The $1.6 million revamp by the Australian Venue Co for the Metropolitan in Mackay included gigs on Fridays, Saturdays and Sundays in the beer garden and a new mobile stage in the bistro.
Some Other Stuff
* A report has shown that the Hop Inn in Mount Duneed, Geelong, which abruptly closed its doors on January 31, owed $250,000 – of which $75,000 was to staff, while the Australian Taxation Office was owed $59,000.
According to the Geelong Advertiser, the venue, which opened in 2018 and became a popular live music venue, struggled during COVID and was hit with an 84% rise in rent.
* Jean Perkins starts at Optus Stadium, Perth, on Monday, June 26, as Head of Media and Government Relations.
She was most recently at the Dept. of the Premier and Cabinet, developing plans for all aspects of major events.
* The Barn Palais, a one-time big-draw music venue in Mt. Gambier, South Australia, has become the first regional pub to be inducted into the SA Music Hall of Fame.
Also inducted is its operator in the 1960s, Dale Cleves OAM.
* Adelaide nightclub Woolshed apologised after a fierce public backlash on social media for an ill-advised stunt where female patrons could get free drinks if they took their bras off.
An A cup got one free drink, two for B and three for C.
* Another club that faced backlash (and a rumoured investigation by the RSPCA) was the new Two Wrongs in Melbourne, which used snakes and baby crocodiles onstage at its launch party.
These would have been distressing to the vibration-sensitive critters in that loud pulsating environment.

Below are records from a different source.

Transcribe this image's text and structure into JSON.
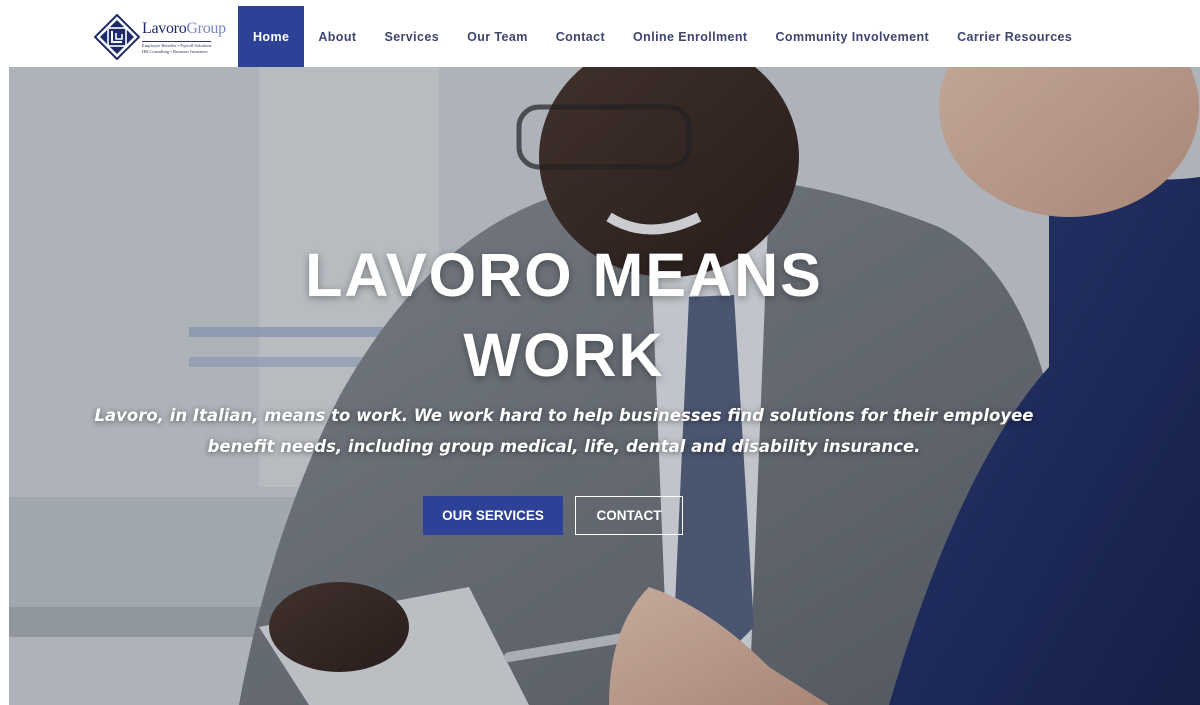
{
  "header": {
    "logo": {
      "word_primary": "Lavoro",
      "word_secondary": "Group",
      "tagline_line1": "Employee Benefits • Payroll Solutions",
      "tagline_line2": "HR Consulting • Business Insurance"
    },
    "nav": [
      {
        "label": "Home",
        "active": true
      },
      {
        "label": "About",
        "active": false
      },
      {
        "label": "Services",
        "active": false
      },
      {
        "label": "Our Team",
        "active": false
      },
      {
        "label": "Contact",
        "active": false
      },
      {
        "label": "Online Enrollment",
        "active": false
      },
      {
        "label": "Community Involvement",
        "active": false
      },
      {
        "label": "Carrier Resources",
        "active": false
      }
    ]
  },
  "hero": {
    "title_line1": "LAVORO MEANS",
    "title_line2": "WORK",
    "subtitle": "Lavoro, in Italian, means to work. We work hard to help businesses find solutions for their employee benefit needs, including group medical, life, dental and disability insurance.",
    "primary_button": "OUR SERVICES",
    "secondary_button": "CONTACT"
  },
  "colors": {
    "accent": "#2d4296",
    "nav_text": "#3d4670",
    "logo_navy": "#1d2a6b",
    "hero_text": "#ffffff"
  }
}
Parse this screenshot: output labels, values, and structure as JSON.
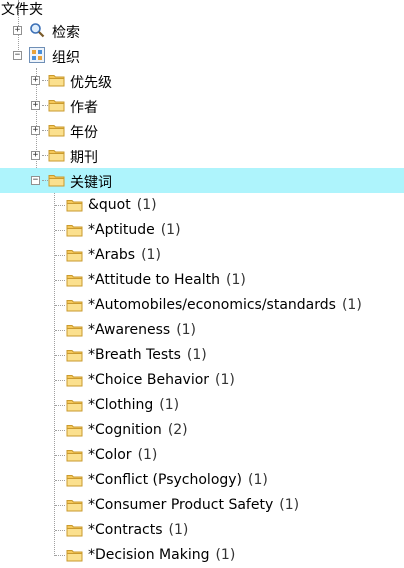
{
  "header": {
    "title": "文件夹"
  },
  "tree": {
    "search_label": "检索",
    "org_label": "组织",
    "categories": [
      {
        "label": "优先级",
        "toggle": "+"
      },
      {
        "label": "作者",
        "toggle": "+"
      },
      {
        "label": "年份",
        "toggle": "+"
      },
      {
        "label": "期刊",
        "toggle": "+"
      },
      {
        "label": "关键词",
        "toggle": "−",
        "selected": true
      }
    ],
    "keywords": [
      {
        "label": "&quot",
        "count": "(1)"
      },
      {
        "label": "*Aptitude",
        "count": "(1)"
      },
      {
        "label": "*Arabs",
        "count": "(1)"
      },
      {
        "label": "*Attitude to Health",
        "count": "(1)"
      },
      {
        "label": "*Automobiles/economics/standards",
        "count": "(1)"
      },
      {
        "label": "*Awareness",
        "count": "(1)"
      },
      {
        "label": "*Breath Tests",
        "count": "(1)"
      },
      {
        "label": "*Choice Behavior",
        "count": "(1)"
      },
      {
        "label": "*Clothing",
        "count": "(1)"
      },
      {
        "label": "*Cognition",
        "count": "(2)"
      },
      {
        "label": "*Color",
        "count": "(1)"
      },
      {
        "label": "*Conflict (Psychology)",
        "count": "(1)"
      },
      {
        "label": "*Consumer Product Safety",
        "count": "(1)"
      },
      {
        "label": "*Contracts",
        "count": "(1)"
      },
      {
        "label": "*Decision Making",
        "count": "(1)"
      }
    ]
  },
  "colors": {
    "selected_bg": "#aef4fc",
    "folder_fill": "#f6c85a",
    "folder_stroke": "#c99a2e"
  }
}
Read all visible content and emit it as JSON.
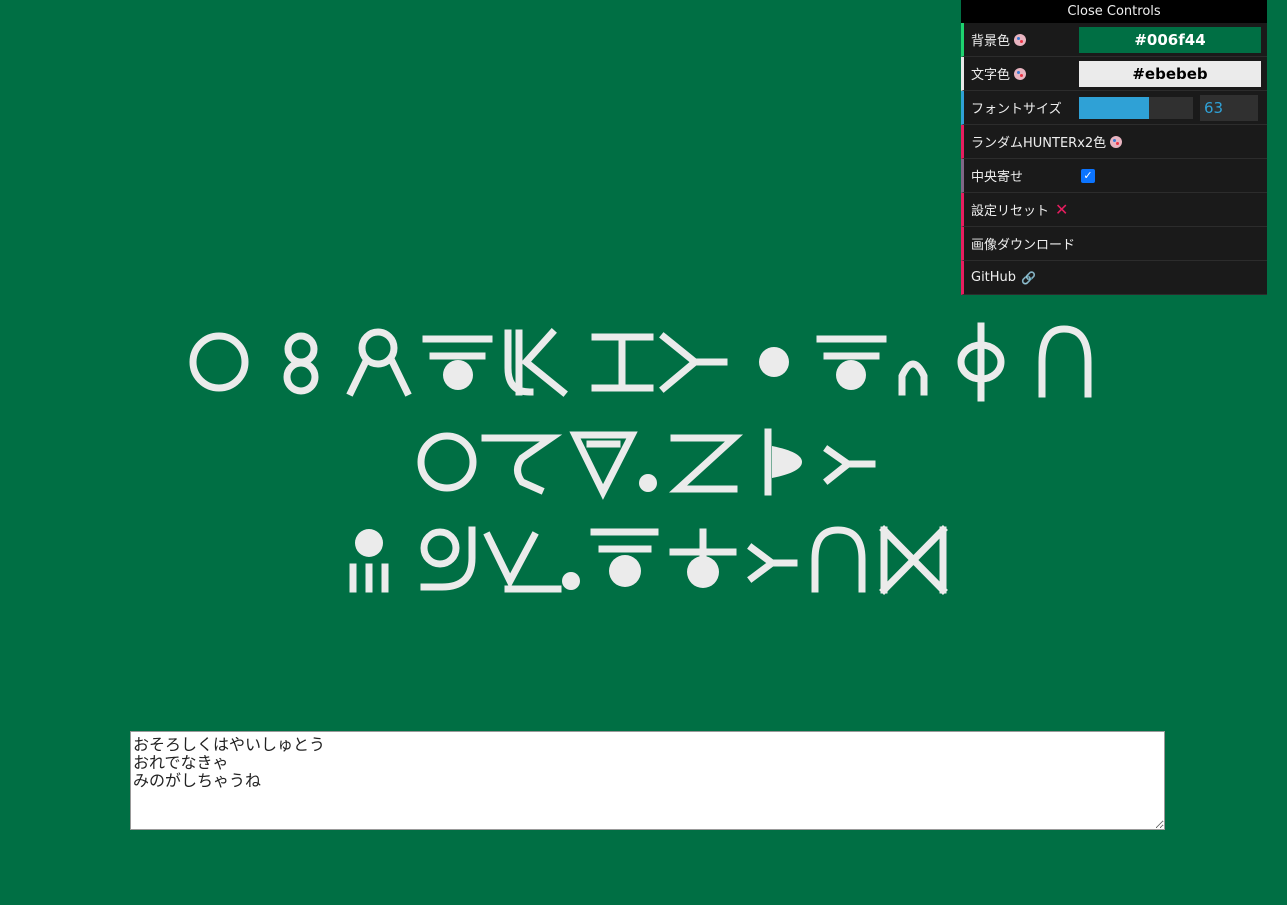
{
  "page": {
    "background": "#006f44",
    "text_color": "#ebebeb"
  },
  "controls": {
    "close_label": "Close Controls",
    "bg_label": "背景色",
    "bg_value": "#006f44",
    "fg_label": "文字色",
    "fg_value": "#ebebeb",
    "font_size_label": "フォントサイズ",
    "font_size_value": "63",
    "font_size_fraction": 0.61,
    "random_label": "ランダムHUNTERx2色",
    "center_label": "中央寄せ",
    "center_checked": true,
    "reset_label": "設定リセット",
    "download_label": "画像ダウンロード",
    "github_label": "GitHub",
    "icons": {
      "palette": "palette-icon",
      "reset": "cross-icon",
      "link": "link-icon",
      "check": "checkmark-icon"
    }
  },
  "text_input": {
    "value": "おそろしくはやいしゅとう\nおれでなきゃ\nみのがしちゃうね"
  }
}
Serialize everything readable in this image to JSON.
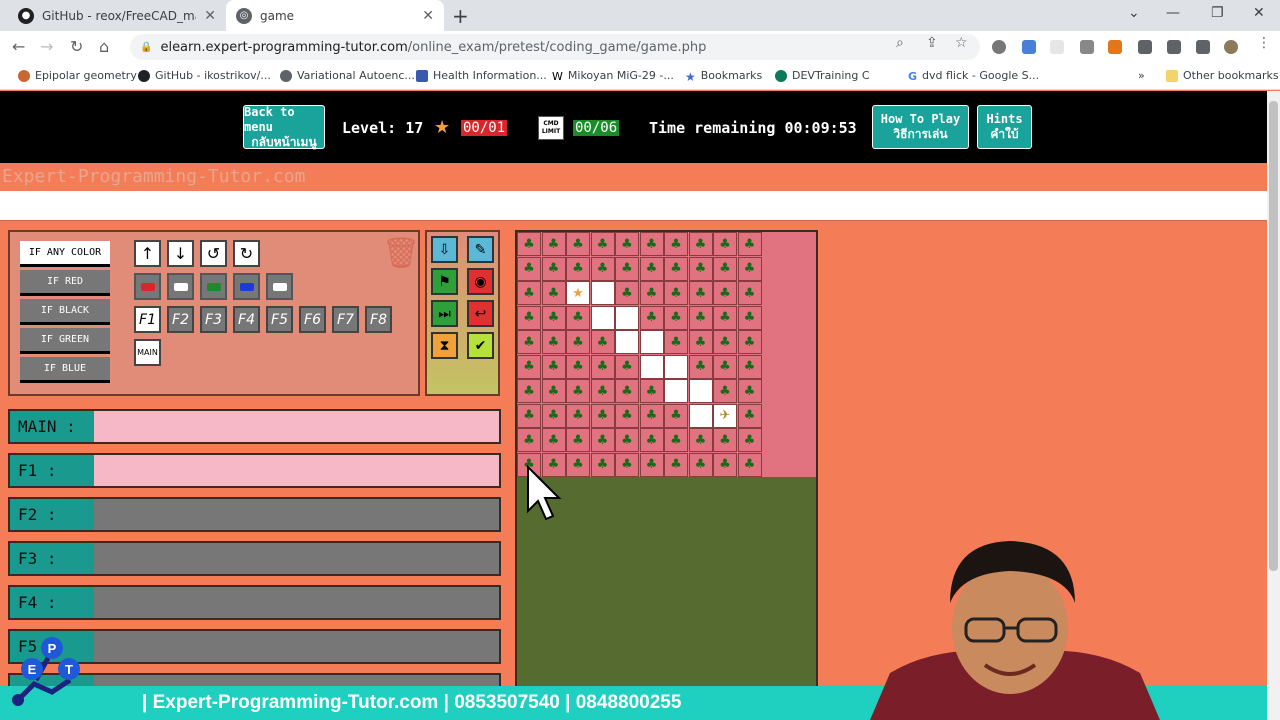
{
  "browser": {
    "tabs": [
      {
        "title": "GitHub - reox/FreeCAD_macros",
        "favicon": "github-icon"
      },
      {
        "title": "game",
        "favicon": "globe-icon"
      }
    ],
    "url_host": "elearn.expert-programming-tutor.com",
    "url_path": "/online_exam/pretest/coding_game/game.php",
    "bookmarks": [
      "Epipolar geometry",
      "GitHub - ikostrikov/...",
      "Variational Autoenc...",
      "Health Information...",
      "Mikoyan MiG-29 -...",
      "Bookmarks",
      "DEVTraining C",
      "dvd flick - Google S..."
    ],
    "other_bookmarks": "Other bookmarks",
    "overflow": "»"
  },
  "game": {
    "back_line1": "Back to menu",
    "back_line2": "กลับหน้าเมนู",
    "level_label": "Level: 17",
    "stars": "00/01",
    "cmd_line1": "CMD",
    "cmd_line2": "LIMIT",
    "cmd_count": "00/06",
    "time_label": "Time remaining 00:09:53",
    "howto_line1": "How To Play",
    "howto_line2": "วิธีการเล่น",
    "hints_line1": "Hints",
    "hints_line2": "คำใบ้",
    "watermark": "Expert-Programming-Tutor.com"
  },
  "palette": {
    "conditions": [
      "IF ANY COLOR",
      "IF RED",
      "IF BLACK",
      "IF GREEN",
      "IF BLUE"
    ],
    "functions": [
      "F1",
      "F2",
      "F3",
      "F4",
      "F5",
      "F6",
      "F7",
      "F8"
    ],
    "main": "MAIN",
    "paint_colors": [
      "#d8262c",
      "#ffffff",
      "#1a8c29",
      "#1a3bd8",
      "#ffffff"
    ]
  },
  "rows": [
    {
      "label": "MAIN :",
      "state": "pink"
    },
    {
      "label": "F1 :",
      "state": "pink"
    },
    {
      "label": "F2 :",
      "state": "gray"
    },
    {
      "label": "F3 :",
      "state": "gray"
    },
    {
      "label": "F4 :",
      "state": "gray"
    },
    {
      "label": "F5 :",
      "state": "gray"
    }
  ],
  "board": {
    "open_cells": [
      [
        2,
        2
      ],
      [
        2,
        3
      ],
      [
        3,
        3
      ],
      [
        3,
        4
      ],
      [
        4,
        4
      ],
      [
        4,
        5
      ],
      [
        5,
        5
      ],
      [
        5,
        6
      ],
      [
        6,
        6
      ],
      [
        6,
        7
      ],
      [
        7,
        7
      ],
      [
        7,
        8
      ]
    ],
    "star_cell": [
      2,
      2
    ],
    "plane_cell": [
      7,
      8
    ],
    "tree": "♣",
    "star": "★",
    "plane": "✈"
  },
  "banner": "| Expert-Programming-Tutor.com   | 0853507540 | 0848800255",
  "logo_letters": [
    "P",
    "E",
    "T"
  ]
}
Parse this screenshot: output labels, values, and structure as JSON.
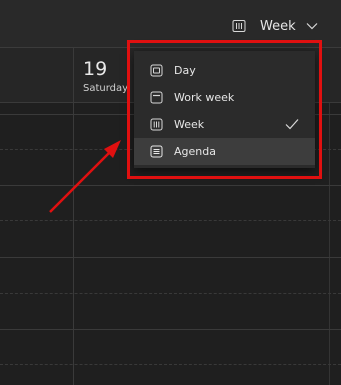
{
  "toolbar": {
    "view_switch_label": "Week",
    "view_icon": "week-grid-icon",
    "dropdown_icon": "chevron-down-icon"
  },
  "day_header": {
    "day_number": "19",
    "day_name": "Saturday"
  },
  "view_menu": {
    "items": [
      {
        "label": "Day",
        "icon": "day-view-icon",
        "checked": false,
        "highlighted": false
      },
      {
        "label": "Work week",
        "icon": "work-week-view-icon",
        "checked": false,
        "highlighted": false
      },
      {
        "label": "Week",
        "icon": "week-view-icon",
        "checked": true,
        "highlighted": false
      },
      {
        "label": "Agenda",
        "icon": "agenda-view-icon",
        "checked": false,
        "highlighted": true
      }
    ],
    "check_icon": "checkmark-icon"
  },
  "annotation": {
    "color": "#e01010"
  },
  "colors": {
    "background": "#1f1f1f",
    "toolbar": "#292929",
    "menu": "#2b2b2b",
    "menu_highlight": "#3d3d3d",
    "text": "#e6e6e6"
  }
}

* After hitting metal gigs using the Tamworth Town Hall with a refundable 50% security deposit (twice as much as for other genres), Tamworth Regional Council will decide at the end of June whether to drop the fee, the ABC said.